A total of 280 consecutive patients with thoracic and lumbosacral spinal dural arteriovenous fistulas (dAVFs) and edAVFs with intradural venous drainage were collected from 19 centers. After angiographic and clinical comparisons, the treatment failure rate by procedure, risk factors for treatment failure, and neurological outcomes were statistically analyzed in edAVF cases.

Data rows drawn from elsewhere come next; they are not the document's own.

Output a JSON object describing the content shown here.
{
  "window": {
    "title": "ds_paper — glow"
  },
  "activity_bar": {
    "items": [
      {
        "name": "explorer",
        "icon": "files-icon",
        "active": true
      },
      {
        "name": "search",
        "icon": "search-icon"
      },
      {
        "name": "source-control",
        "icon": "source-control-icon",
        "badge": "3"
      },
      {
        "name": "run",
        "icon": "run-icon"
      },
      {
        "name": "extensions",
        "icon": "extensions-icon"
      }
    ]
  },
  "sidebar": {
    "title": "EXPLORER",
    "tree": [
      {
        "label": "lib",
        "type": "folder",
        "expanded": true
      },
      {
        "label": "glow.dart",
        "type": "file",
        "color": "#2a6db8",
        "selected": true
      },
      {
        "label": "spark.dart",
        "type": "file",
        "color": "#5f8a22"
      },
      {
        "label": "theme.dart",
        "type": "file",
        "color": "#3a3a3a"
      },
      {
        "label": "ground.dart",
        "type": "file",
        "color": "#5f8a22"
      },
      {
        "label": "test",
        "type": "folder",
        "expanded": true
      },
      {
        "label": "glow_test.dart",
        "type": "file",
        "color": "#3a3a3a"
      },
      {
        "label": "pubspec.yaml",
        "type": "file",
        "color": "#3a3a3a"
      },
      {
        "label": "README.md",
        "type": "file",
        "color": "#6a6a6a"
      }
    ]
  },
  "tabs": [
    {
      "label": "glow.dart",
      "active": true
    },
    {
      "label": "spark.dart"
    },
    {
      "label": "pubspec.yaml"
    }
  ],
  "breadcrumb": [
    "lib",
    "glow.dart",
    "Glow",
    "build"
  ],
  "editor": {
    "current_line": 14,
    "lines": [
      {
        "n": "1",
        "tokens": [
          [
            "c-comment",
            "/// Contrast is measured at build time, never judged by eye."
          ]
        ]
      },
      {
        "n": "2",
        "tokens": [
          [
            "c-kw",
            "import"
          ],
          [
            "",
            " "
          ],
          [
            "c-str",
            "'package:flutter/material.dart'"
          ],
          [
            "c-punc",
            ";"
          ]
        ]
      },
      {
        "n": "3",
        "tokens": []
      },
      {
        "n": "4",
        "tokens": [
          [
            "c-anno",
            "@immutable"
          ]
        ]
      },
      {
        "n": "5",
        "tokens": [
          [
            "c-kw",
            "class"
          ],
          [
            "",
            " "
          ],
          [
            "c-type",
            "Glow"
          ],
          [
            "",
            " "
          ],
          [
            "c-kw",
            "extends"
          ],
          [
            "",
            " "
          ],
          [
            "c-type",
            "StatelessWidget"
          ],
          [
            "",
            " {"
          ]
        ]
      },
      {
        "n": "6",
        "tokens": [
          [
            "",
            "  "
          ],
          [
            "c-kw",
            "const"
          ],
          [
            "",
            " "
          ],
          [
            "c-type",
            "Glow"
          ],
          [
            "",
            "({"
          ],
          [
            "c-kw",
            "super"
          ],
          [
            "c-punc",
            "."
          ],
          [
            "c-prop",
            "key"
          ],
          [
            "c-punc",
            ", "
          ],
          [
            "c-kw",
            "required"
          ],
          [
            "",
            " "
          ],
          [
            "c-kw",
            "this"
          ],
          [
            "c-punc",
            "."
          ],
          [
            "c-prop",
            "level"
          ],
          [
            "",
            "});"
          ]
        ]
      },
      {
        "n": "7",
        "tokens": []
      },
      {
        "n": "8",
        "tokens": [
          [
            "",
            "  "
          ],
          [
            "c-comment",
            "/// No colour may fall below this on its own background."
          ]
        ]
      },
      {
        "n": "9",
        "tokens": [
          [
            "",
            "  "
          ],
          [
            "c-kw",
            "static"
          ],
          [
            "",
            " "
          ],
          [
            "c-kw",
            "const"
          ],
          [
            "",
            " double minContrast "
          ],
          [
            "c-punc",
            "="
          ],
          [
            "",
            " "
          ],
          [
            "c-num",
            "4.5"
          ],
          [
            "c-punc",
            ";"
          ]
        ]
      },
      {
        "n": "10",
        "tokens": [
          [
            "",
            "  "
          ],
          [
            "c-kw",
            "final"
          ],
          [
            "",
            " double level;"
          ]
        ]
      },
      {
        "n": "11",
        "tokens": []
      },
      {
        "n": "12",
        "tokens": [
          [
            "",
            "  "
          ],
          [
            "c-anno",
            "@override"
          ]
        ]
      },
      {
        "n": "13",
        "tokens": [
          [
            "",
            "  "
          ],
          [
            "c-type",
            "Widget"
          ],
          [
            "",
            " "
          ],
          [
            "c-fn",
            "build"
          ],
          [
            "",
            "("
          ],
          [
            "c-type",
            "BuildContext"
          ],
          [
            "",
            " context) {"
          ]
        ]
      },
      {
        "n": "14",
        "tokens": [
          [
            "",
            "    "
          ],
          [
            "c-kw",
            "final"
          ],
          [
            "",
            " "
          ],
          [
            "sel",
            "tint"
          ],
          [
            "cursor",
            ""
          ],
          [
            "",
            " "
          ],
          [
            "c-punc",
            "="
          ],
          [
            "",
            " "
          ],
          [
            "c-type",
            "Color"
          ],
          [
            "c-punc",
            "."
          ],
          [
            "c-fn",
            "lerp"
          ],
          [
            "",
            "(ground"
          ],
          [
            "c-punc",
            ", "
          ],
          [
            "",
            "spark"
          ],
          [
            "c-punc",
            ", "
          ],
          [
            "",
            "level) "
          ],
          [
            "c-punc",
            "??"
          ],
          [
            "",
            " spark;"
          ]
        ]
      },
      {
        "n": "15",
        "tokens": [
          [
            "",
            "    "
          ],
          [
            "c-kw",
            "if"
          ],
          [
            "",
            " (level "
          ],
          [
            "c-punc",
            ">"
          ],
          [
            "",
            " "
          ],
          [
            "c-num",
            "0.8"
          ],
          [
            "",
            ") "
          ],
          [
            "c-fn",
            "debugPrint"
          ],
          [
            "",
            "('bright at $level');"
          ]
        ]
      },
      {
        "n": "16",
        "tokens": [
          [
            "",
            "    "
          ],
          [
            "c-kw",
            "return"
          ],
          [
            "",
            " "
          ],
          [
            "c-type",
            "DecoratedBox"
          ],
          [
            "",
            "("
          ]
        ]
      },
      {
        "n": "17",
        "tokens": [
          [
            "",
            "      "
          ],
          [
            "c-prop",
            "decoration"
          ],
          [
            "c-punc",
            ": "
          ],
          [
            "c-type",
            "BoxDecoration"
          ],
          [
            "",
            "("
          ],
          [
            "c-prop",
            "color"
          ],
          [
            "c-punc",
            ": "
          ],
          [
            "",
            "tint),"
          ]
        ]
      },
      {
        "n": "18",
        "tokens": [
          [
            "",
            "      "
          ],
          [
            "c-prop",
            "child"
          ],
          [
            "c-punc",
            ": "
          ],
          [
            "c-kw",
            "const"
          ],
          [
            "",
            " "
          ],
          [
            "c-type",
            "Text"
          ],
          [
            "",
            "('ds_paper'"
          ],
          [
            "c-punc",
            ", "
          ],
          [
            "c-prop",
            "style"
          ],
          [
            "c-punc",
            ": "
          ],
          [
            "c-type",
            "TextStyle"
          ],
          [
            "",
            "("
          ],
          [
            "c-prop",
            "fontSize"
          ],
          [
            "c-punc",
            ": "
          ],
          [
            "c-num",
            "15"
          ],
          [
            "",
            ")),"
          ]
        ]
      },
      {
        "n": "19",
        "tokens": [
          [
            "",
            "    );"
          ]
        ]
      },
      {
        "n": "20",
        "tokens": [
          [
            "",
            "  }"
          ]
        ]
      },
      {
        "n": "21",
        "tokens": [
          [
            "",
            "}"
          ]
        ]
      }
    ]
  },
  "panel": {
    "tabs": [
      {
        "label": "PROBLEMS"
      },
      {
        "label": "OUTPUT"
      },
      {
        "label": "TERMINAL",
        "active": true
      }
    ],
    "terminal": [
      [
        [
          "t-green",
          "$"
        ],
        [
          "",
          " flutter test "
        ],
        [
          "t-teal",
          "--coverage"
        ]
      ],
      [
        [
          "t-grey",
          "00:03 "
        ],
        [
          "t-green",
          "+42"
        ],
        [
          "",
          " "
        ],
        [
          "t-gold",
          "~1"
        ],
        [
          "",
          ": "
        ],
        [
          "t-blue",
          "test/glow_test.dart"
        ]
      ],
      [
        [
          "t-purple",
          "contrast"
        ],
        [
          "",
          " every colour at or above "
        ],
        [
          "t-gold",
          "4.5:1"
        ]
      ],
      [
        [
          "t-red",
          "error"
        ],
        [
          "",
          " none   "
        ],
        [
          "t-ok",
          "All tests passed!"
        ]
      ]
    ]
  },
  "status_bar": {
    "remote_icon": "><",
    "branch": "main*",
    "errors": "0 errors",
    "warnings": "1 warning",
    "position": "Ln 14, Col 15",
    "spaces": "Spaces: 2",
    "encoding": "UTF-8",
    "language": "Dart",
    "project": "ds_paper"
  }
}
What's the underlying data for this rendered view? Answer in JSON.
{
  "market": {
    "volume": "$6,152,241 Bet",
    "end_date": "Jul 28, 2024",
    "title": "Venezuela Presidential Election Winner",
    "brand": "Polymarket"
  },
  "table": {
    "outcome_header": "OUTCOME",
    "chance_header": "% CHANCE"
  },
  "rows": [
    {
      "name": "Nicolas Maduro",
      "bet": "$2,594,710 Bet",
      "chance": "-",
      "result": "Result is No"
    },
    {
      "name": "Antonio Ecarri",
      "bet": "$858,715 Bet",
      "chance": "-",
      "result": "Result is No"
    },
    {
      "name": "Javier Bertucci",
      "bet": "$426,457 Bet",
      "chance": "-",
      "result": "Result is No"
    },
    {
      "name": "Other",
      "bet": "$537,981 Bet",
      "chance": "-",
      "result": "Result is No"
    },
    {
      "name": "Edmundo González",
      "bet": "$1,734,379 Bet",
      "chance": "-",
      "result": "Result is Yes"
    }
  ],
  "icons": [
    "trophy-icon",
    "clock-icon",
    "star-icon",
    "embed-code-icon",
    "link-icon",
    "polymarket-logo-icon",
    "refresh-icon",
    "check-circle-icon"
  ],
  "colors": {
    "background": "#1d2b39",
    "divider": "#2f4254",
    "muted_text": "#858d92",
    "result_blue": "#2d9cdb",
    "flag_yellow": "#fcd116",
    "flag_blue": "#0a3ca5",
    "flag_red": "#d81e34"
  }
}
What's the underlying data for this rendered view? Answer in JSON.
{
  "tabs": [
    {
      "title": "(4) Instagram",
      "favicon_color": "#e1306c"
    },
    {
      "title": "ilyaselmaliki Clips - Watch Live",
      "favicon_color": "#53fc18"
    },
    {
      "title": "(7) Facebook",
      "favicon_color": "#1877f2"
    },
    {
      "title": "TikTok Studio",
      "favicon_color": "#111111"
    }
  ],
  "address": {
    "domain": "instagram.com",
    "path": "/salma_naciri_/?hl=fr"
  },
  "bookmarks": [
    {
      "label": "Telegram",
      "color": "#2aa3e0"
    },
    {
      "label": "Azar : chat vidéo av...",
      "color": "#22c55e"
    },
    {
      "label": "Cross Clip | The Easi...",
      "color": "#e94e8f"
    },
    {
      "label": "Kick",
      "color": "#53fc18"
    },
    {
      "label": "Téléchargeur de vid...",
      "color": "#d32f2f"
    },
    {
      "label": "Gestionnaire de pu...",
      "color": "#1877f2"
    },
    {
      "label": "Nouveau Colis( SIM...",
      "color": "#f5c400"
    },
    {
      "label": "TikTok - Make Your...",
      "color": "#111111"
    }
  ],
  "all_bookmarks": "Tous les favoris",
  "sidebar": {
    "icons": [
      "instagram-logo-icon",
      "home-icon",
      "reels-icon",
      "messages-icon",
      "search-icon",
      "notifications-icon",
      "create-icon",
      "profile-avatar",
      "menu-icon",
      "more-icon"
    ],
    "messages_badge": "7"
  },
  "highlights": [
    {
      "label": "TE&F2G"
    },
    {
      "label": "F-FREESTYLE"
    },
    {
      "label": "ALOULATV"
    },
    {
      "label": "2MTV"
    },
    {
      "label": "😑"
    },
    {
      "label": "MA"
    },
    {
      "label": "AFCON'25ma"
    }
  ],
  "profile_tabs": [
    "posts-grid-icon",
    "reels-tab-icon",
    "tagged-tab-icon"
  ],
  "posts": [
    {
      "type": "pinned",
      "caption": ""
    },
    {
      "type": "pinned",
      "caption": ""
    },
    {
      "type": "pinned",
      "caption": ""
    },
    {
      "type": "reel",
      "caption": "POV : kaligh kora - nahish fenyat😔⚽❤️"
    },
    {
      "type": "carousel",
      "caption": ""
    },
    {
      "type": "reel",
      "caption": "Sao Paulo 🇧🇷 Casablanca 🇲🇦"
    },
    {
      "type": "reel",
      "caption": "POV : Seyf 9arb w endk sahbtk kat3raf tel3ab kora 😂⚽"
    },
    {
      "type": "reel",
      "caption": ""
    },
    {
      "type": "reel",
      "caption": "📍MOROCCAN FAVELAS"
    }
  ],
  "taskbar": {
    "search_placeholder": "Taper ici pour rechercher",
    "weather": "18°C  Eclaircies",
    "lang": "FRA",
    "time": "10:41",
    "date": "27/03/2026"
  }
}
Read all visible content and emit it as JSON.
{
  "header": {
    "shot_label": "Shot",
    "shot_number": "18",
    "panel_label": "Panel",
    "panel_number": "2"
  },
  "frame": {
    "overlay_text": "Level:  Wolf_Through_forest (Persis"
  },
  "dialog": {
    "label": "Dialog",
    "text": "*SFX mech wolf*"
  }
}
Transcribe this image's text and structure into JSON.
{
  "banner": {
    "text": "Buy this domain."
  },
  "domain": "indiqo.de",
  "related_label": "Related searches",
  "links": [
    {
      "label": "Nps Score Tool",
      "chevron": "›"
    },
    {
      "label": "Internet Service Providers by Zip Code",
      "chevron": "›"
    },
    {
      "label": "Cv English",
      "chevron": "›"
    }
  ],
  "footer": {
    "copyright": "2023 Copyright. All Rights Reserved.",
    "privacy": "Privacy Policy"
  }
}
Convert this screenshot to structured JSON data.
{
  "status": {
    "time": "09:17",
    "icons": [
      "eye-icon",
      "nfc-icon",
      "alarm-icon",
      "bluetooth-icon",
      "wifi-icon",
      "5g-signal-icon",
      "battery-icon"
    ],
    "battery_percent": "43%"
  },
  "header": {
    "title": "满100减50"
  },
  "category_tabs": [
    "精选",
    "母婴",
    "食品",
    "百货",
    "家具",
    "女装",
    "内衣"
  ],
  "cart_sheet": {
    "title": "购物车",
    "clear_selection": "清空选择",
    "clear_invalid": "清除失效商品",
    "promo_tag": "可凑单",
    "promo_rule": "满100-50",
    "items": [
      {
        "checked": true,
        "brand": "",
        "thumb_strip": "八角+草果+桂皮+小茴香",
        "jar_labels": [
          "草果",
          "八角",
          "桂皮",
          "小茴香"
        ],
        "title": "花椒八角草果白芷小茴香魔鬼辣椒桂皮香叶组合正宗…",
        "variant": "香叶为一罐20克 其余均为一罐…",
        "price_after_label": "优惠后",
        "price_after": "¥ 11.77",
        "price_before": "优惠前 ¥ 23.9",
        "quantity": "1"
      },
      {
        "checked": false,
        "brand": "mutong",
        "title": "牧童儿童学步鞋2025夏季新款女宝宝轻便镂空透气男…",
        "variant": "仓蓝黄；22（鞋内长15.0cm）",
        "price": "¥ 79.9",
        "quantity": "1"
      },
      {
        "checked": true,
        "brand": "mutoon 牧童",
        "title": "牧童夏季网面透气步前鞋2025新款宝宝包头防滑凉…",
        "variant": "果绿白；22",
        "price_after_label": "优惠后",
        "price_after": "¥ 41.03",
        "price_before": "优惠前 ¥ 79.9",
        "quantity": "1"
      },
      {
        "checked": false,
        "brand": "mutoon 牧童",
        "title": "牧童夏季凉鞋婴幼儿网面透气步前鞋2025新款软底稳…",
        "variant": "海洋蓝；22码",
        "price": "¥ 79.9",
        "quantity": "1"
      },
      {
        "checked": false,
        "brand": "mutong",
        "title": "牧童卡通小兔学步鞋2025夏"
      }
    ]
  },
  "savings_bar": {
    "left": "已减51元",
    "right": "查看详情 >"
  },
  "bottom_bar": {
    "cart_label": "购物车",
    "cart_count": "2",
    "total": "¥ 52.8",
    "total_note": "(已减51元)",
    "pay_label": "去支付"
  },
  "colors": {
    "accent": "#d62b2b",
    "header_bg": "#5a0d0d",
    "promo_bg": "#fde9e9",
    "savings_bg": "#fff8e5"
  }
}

Final diagnoses after an angiographic review included 199 dAVFs and 81 edAVFs. At individual centers, 29 patients (36%) with edAVFs were misdiagnosed with dAVFs. Spinal edAVFs were commonly fed by multiple feeding arteries (54%) shunted into a single or multiple intradural vein(s) (91% and 9%) through a dilated epidural venous plexus. Preoperative modified Rankin Scale (mRS) and Aminoff-Logue gait and micturition grades were worse in patients with edAVFs than in those with dAVFs. Among the microsurgical (n = 42), endovascular (n = 36), and combined (n = 3) treatment groups of edAVFs, the treatment failure rate was significantly higher in the index endovascular treatment group (7.5%, 31%, and 0%, respectively). Endovascular treatment was found to be associated with significantly higher odds of initial treatment failure (OR 5.72, 95% CI 1.45–22.6). In edAVFs, the independent risk factor for treatment failure after microsurgery was the number of intradural draining veins (OR 17.9, 95% CI 1.56–207), while that for treatment failure after the endovascular treatment was the number of feeders (OR 4.11, 95% CI 1.23–13.8). Postoperatively, mRS score and Aminoff-Logue gait and micturition grades significantly improved in edAVFs with a median follow-up of 31 months.
Spinal epidural AVFs with intradural venous drainage are a distinct entity and may be classified as type V spinal vascular malformations. Based on the largest multicenter cohort, this study showed that primary microsurgery was superior to endovascular treatment for initial treatment success in patients with spinal edAVFs.